In 2006, a beauty contest for female bloggers became front page news in China. The contest was criticized as "sexist" and "immoral" because some contestants posted nude photographs on their blogs. The organizers were accused of turning a blind eye to immorality, as long as it generated web traffic.
In the first stage of BlogChina's Beautiful Blogger contest, held in Spring 2006, two million web users voted for female bloggers who hosted their blogs at the popular BlogChina site. The 20 highest scoring finalists were brought to Beijing for a more traditional beauty contest. BlogChina provided free hair styling, make up and beauty treatments. As well as physical appearance, the contestants were ranked according to the quality and popularity of their blogs, among other factors.
A clear leader emerged from the public voting, a young woman blogging under the name 'Hedgehog Mumu'. While all of the finalists traded on their physical attractiveness to some extent, Ms. Hedgehog went much further. Perhaps as a result of this she won the most votes from the public. In China, the name 'Hedgehog' implies a rebellious character - possibly influenced by the hedgehog's similarity to a spiky punk hairstyle.
Hedgehog Mumu posted several semi-nude photographs of herself on her blog. Although this helped make her a favorite to win the contest, media pundits immediately attacked her for "offending the dignity of women".
Host, BlogChina, was slated for cooking up "stir fried news"; in other words, hyping an insignificant story into a big news event with little real content.
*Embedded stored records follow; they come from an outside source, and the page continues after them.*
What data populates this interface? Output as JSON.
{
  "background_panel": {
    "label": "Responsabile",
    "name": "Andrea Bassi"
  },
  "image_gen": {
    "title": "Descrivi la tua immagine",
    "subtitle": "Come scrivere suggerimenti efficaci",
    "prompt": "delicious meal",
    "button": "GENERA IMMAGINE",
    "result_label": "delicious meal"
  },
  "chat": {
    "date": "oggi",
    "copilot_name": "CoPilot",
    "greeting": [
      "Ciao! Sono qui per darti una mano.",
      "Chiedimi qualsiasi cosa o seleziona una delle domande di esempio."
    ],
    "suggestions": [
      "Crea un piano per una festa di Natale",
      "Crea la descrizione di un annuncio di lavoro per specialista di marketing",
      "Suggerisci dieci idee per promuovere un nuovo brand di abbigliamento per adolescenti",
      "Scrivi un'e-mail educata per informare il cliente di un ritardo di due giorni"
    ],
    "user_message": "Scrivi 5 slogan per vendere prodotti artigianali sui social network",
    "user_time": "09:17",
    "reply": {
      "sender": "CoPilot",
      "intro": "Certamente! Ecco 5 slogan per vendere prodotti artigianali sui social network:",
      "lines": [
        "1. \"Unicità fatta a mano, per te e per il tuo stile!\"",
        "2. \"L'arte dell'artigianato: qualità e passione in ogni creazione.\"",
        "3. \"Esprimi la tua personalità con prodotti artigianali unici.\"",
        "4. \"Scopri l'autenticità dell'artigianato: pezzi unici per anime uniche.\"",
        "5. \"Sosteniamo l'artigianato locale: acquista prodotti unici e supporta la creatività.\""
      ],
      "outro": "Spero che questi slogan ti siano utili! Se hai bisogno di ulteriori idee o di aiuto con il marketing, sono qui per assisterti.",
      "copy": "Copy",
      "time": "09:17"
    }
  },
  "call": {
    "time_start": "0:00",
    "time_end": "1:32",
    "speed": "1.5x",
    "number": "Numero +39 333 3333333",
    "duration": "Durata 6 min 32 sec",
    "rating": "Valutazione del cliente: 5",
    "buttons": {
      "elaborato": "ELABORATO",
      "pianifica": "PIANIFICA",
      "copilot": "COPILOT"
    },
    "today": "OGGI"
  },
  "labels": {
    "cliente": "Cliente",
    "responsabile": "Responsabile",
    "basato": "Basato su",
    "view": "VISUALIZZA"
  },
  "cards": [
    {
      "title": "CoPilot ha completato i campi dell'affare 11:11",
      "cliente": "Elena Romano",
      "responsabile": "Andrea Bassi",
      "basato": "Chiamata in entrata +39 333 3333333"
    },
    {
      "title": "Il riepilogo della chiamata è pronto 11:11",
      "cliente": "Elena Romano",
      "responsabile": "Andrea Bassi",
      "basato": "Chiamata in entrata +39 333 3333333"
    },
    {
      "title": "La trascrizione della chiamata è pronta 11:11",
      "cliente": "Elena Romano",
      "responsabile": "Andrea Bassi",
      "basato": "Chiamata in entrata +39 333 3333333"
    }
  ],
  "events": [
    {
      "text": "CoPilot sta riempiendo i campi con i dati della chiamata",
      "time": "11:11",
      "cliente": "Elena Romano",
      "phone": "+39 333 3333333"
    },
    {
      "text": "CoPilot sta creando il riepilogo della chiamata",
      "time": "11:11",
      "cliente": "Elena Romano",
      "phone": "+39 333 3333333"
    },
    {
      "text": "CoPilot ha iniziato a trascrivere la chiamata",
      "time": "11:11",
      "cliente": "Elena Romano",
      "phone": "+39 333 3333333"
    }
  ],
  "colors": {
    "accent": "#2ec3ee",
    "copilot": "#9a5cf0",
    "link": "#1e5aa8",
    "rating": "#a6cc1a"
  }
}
Commented a local blogger: "I like beautiful women and I like BlogChina. But to combine the two together, I don't see the logic of it. How meaningful is it to use beautiful women as a kind of bait? Basically it's just stir fried news."
"This is the essential character of China, nobody really cares about the result; they only care about the process," lamented the male blogger, who uses the online name 'Idai'.
There were even claims that the woman in some of the more risque photos, where the blogger's face was not clearly visible, was actually a well-proportioned model specially hired for the purpose. 'Hedgehog Mumu' denied this. BlogChina refused to censor the photographs because they "did not break state laws".
To her surprise, despite being the most popular blogger, Hedgehog Mumu was not even invited to the finals.
The judges instead awarded the $2,500 first prize to the runner-up in the public vote, a demure business student from Beijing. Prizes of $1,250 were also awarded in four categories including 'most talented blogger' and 'sexiest blogger'. The unfortunate Ms. Hedgehog would have seemed a likely contender for the last of these, at least, but again won nothing.
Shortly after the contest finished, Ms. Hedgehog's blog was erased by BlogChina. Despite this, accusations of sexism and sensationalism from the media took weeks to die down.
BlogChina, which is better known inside China as Bokee.com, is no stranger to controversy. The company was accused early in 2006 of using underhand means of improving its ranking in website traffic statistics measured by Alexa.com. Alexa's data is often used by advertisers and investors in China to measure the popularity of websites. Bokee.com ranking plunged dramatically after Alexa apparently erased unreliable visitor data.
BlogChina executives hoped to list on the US Nasdaq market during 2006, but as of early 2007, they have yet to achieve this goal.